    In most cases, injuries occur because of
non-contact-related movements.  This type of injury reflects partly an
athlete’s refusal to understand it is their responsibility to prepare
their body for the stress of sports.  There is a great deal of
scientific research and evidence that demonstrates athletes
participating in a movement training and strength development program
have almost a 400% lower risk of injury than those that do not.  That
is not a small number, that’s a huge difference!  With the cost of
healthcare rising and plans changing, it only makes sense to make a
small investment in preventing the injury versus paying thousands to
fix the problem once an injury occurs.  There are no guarantees that
you won’t be injured if you participate in a training program, just
like there are no guarantees that you will get injured if you don’t.
But when it comes to safety and health, you should really think about
the odds.  
    Getting our bodies to perform at optimal levels is
also a reflection on the fuel we place in them.  A balanced diet
supplying enough calories to sustain the energy demands of activity is
a necessity to achieve better results on the field.  Young athletes
need to learn how and what to eat to prepare for success.  It is the
athletes’ responsibility to eat every 2-3 hours they are awake to
ensure they get enough calories in their diet each day.  A balanced
diet should consist of a lean protein (chicken, fish, and lean red
meats), a fist-sized portion of complex carbohydrates (rice, pasta,
potatoes) and one to two fist-sized portions of vegetables and/or fruit
each main meal.  Once an athlete begins to eat enough calories and
balances their diet, they will see amazing jumps in energy on the field
and have more productive workouts and tournaments.  Healthy eating
habits need to begin early in life and the brunt of responsibility for
healthy eating has to be a choice the athlete makes in order for it to
be successful.
    We choose greatness for ourselves.  We choose
to accept the responsibility for our decision to be an athlete.  Over
my entire career working in sports, the biggest difference between
those that were successful and those that failed was their willingness
to accept responsibility for their performance.  No, it is not easy to
decide to be great.  It takes sacrifice, it takes extra time, and, in
some cases, it takes more financial commitment.  But the rewards of
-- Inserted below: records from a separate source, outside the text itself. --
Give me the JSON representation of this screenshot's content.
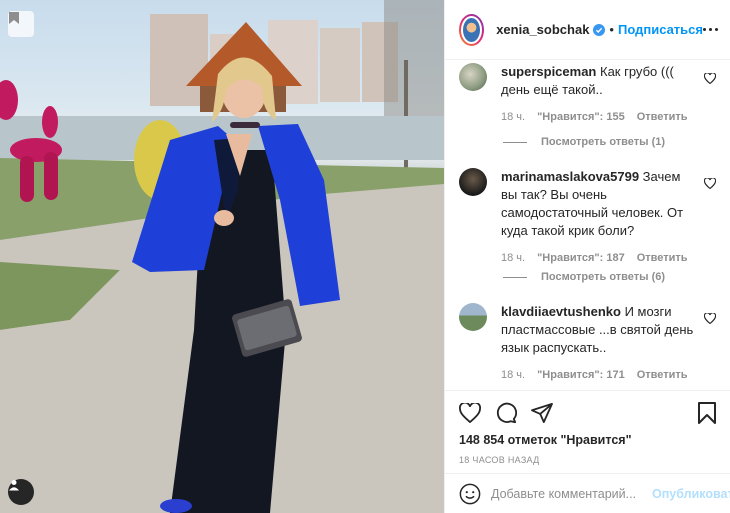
{
  "post": {
    "photo_alt": ""
  },
  "header": {
    "username": "xenia_sobchak",
    "dot": "•",
    "follow_label": "Подписаться"
  },
  "comments": [
    {
      "username": "superspiceman",
      "text": "Как грубо ((( день ещё такой..",
      "time": "18 ч.",
      "likes": "\"Нравится\": 155",
      "reply_label": "Ответить",
      "view_replies": "Посмотреть ответы (1)"
    },
    {
      "username": "marinamaslakova5799",
      "text": "Зачем вы так? Вы очень самодостаточный человек. От куда такой крик боли?",
      "time": "18 ч.",
      "likes": "\"Нравится\": 187",
      "reply_label": "Ответить",
      "view_replies": "Посмотреть ответы (6)"
    },
    {
      "username": "klavdiiaevtushenko",
      "text": "И мозги пластмассовые ...в святой день язык распускать..",
      "time": "18 ч.",
      "likes": "\"Нравится\": 171",
      "reply_label": "Ответить"
    }
  ],
  "summary": {
    "likes_text": "148 854 отметок \"Нравится\"",
    "time_ago": "18 ЧАСОВ НАЗАД"
  },
  "add_comment": {
    "placeholder": "Добавьте комментарий...",
    "publish_label": "Опубликовать"
  },
  "colors": {
    "accent": "#0095f6",
    "publish_disabled": "#b2dffc",
    "muted": "#8e8e8e",
    "text": "#262626",
    "jacket_blue": "#1e3fd8"
  },
  "icons": {
    "header": [
      "verified-badge-icon",
      "more-options-icon"
    ],
    "comment": "heart-outline-icon",
    "actions": [
      "heart-outline-icon",
      "comment-icon",
      "share-icon",
      "bookmark-icon"
    ],
    "composer": "emoji-icon",
    "photo": [
      "save-image-icon",
      "user-tag-icon"
    ]
  }
}
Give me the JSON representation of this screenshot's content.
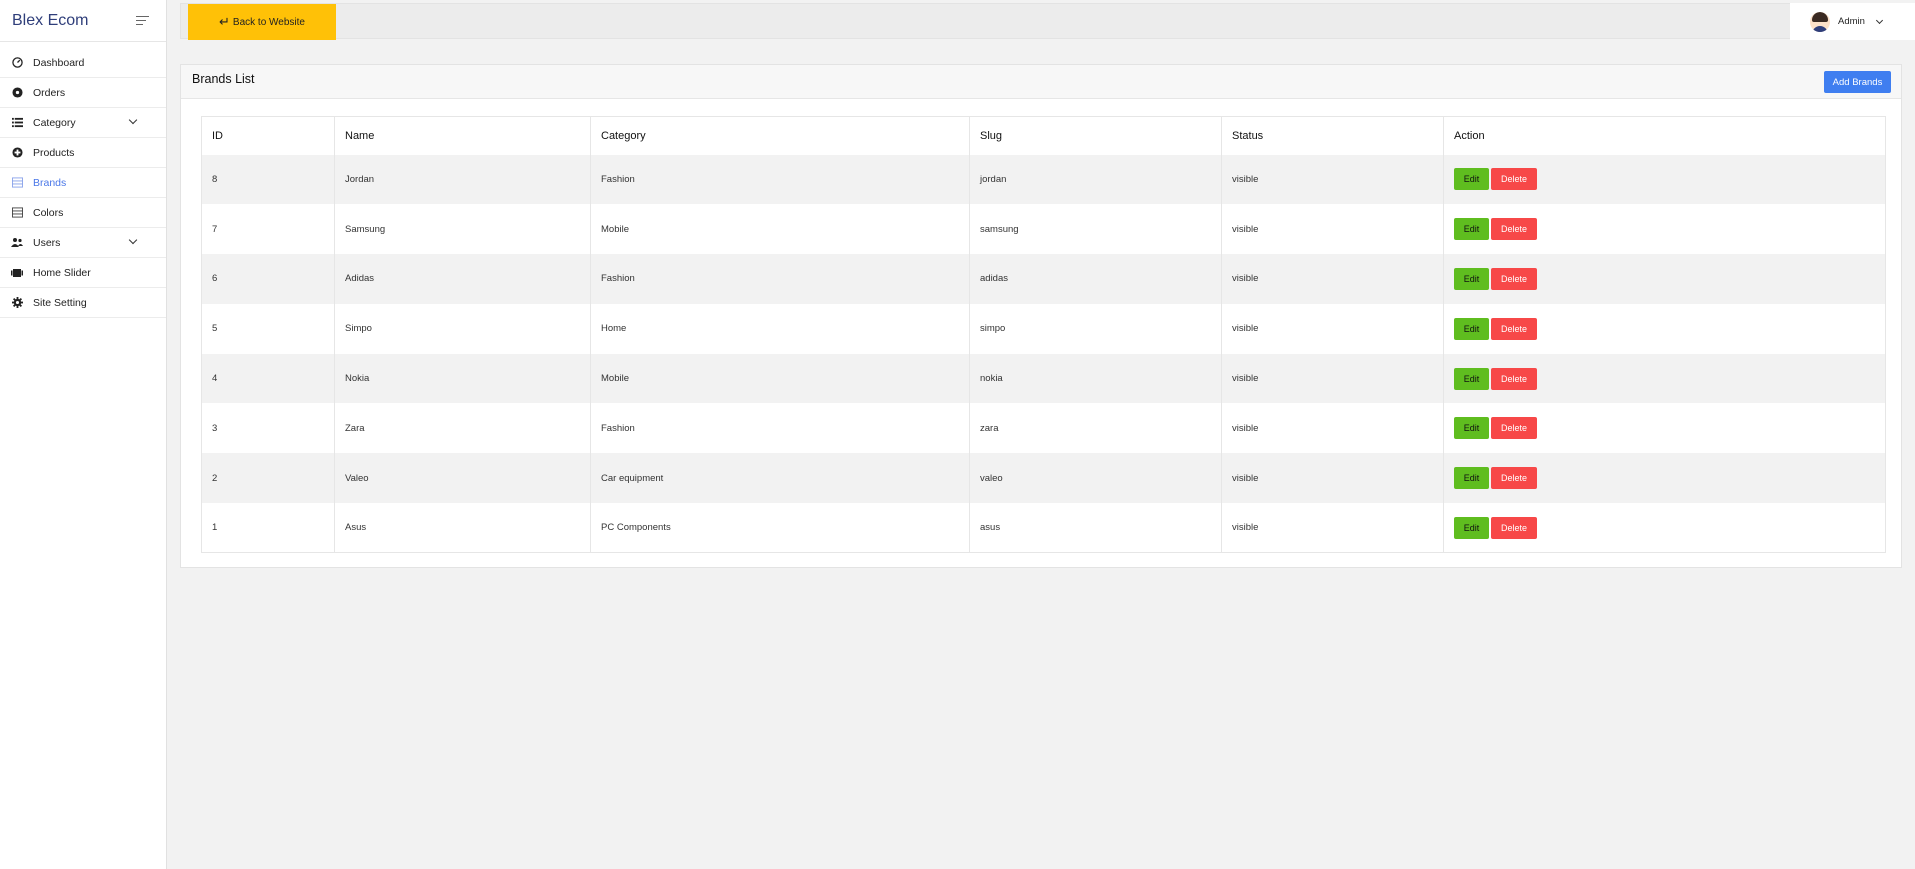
{
  "app": {
    "title": "Blex Ecom"
  },
  "sidebar": {
    "items": [
      {
        "label": "Dashboard",
        "icon": "gauge-icon"
      },
      {
        "label": "Orders",
        "icon": "settings-icon"
      },
      {
        "label": "Category",
        "icon": "list-icon",
        "has_children": true
      },
      {
        "label": "Products",
        "icon": "plus-circle-icon"
      },
      {
        "label": "Brands",
        "icon": "table-icon",
        "active": true
      },
      {
        "label": "Colors",
        "icon": "table-icon"
      },
      {
        "label": "Users",
        "icon": "users-icon",
        "has_children": true
      },
      {
        "label": "Home Slider",
        "icon": "film-icon"
      },
      {
        "label": "Site Setting",
        "icon": "gear-icon"
      }
    ]
  },
  "header": {
    "back_label": "Back to Website",
    "user_name": "Admin"
  },
  "card": {
    "title": "Brands List",
    "add_label": "Add Brands"
  },
  "table": {
    "columns": [
      "ID",
      "Name",
      "Category",
      "Slug",
      "Status",
      "Action"
    ],
    "edit_label": "Edit",
    "delete_label": "Delete",
    "rows": [
      {
        "id": "8",
        "name": "Jordan",
        "category": "Fashion",
        "slug": "jordan",
        "status": "visible"
      },
      {
        "id": "7",
        "name": "Samsung",
        "category": "Mobile",
        "slug": "samsung",
        "status": "visible"
      },
      {
        "id": "6",
        "name": "Adidas",
        "category": "Fashion",
        "slug": "adidas",
        "status": "visible"
      },
      {
        "id": "5",
        "name": "Simpo",
        "category": "Home",
        "slug": "simpo",
        "status": "visible"
      },
      {
        "id": "4",
        "name": "Nokia",
        "category": "Mobile",
        "slug": "nokia",
        "status": "visible"
      },
      {
        "id": "3",
        "name": "Zara",
        "category": "Fashion",
        "slug": "zara",
        "status": "visible"
      },
      {
        "id": "2",
        "name": "Valeo",
        "category": "Car equipment",
        "slug": "valeo",
        "status": "visible"
      },
      {
        "id": "1",
        "name": "Asus",
        "category": "PC Components",
        "slug": "asus",
        "status": "visible"
      }
    ]
  },
  "colors": {
    "back_button": "#ffc107",
    "add_button": "#3f7ef0",
    "edit_button": "#5fbd1f",
    "delete_button": "#f74848",
    "active_nav": "#4a77e8"
  }
}
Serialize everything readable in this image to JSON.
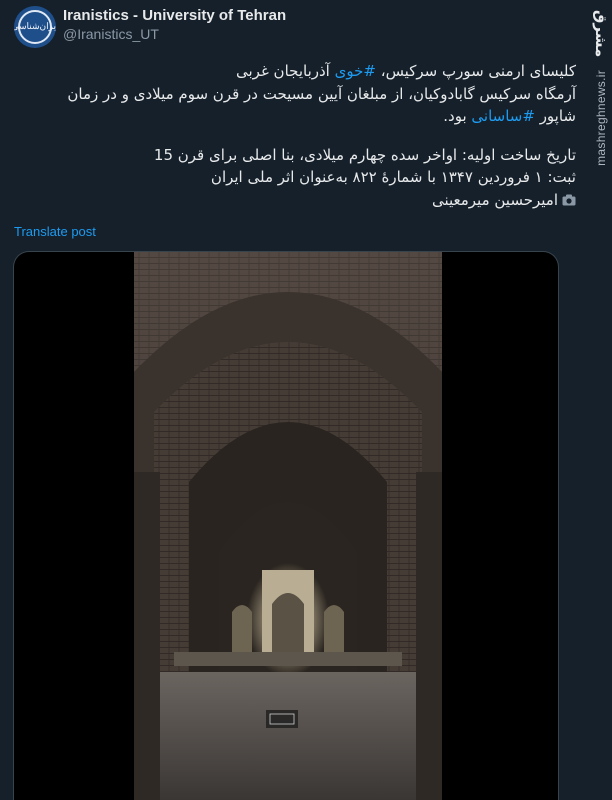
{
  "account": {
    "name": "Iranistics - University of Tehran",
    "handle": "@Iranistics_UT",
    "avatar_text": "ایران‌شناسی"
  },
  "tweet": {
    "line1_a": "کلیسای ارمنی سورپ سرکیس، ",
    "line1_hashtag": "#خوی",
    "line1_b": " آذربایجان غربی",
    "line2": "آرمگاه سرکیس گابادوکیان، از مبلغان آیین مسیحت در قرن سوم میلادی و در زمان",
    "line3_a": "شاپور ",
    "line3_hashtag": "#ساسانی",
    "line3_b": " بود.",
    "line4": "تاریخ ساخت اولیه: اواخر سده چهارم میلادی، بنا اصلی برای قرن 15",
    "line5": "ثبت: ۱ فروردین ۱۳۴۷ با شمارهٔ ۸۲۲ به‌عنوان اثر ملی ایران",
    "line6": "امیرحسین میرمعینی"
  },
  "translate_label": "Translate post",
  "watermark": {
    "logo": "مشرق",
    "url": "mashreghnews.ir"
  },
  "colors": {
    "background": "#15202b",
    "accent": "#1d9bf0",
    "text": "#e7e9ea",
    "secondary": "#8b98a5"
  }
}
achieving success are priceless.

Joe Marsit is director of Velocity Sports Performance in Scottsdale and a regular contributor to this publication.  He can be contacted at 480.503.8212 or jmarsit@velocitysp.com.